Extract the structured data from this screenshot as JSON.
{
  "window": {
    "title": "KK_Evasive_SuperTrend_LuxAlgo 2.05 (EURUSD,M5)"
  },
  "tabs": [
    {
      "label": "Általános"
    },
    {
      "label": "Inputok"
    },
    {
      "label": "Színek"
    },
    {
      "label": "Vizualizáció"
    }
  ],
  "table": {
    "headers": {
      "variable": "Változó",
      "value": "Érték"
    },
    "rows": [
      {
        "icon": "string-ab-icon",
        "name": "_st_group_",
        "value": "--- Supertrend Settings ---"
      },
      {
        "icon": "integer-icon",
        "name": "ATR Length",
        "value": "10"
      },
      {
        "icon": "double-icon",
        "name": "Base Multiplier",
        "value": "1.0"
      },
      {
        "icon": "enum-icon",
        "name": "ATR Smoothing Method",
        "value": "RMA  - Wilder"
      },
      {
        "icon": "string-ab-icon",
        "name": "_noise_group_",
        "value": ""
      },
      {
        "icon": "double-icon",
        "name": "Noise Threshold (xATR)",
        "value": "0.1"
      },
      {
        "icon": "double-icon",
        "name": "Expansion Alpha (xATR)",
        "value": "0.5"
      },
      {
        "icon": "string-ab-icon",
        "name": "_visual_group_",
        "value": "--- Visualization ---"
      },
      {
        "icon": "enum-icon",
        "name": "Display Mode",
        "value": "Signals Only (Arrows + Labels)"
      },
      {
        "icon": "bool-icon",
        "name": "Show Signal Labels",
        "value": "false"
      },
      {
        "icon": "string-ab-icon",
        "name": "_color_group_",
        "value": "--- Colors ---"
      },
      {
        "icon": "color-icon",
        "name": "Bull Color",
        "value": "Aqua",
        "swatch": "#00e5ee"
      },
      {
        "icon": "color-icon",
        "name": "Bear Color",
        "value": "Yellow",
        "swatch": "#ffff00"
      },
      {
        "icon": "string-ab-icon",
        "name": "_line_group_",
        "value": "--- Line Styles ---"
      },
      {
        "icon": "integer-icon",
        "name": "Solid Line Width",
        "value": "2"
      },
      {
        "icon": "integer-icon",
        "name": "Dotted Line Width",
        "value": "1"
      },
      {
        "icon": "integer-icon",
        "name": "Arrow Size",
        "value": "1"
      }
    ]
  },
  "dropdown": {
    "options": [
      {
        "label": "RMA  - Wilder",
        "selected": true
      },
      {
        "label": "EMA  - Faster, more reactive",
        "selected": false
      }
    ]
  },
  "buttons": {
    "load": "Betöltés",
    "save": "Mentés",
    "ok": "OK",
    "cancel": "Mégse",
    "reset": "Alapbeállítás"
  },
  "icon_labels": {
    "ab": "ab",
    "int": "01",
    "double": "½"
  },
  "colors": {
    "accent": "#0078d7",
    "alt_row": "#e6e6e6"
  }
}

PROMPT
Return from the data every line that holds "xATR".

YOUR SOLUTION
        "name": "Noise Threshold (xATR)",
        "name": "Expansion Alpha (xATR)",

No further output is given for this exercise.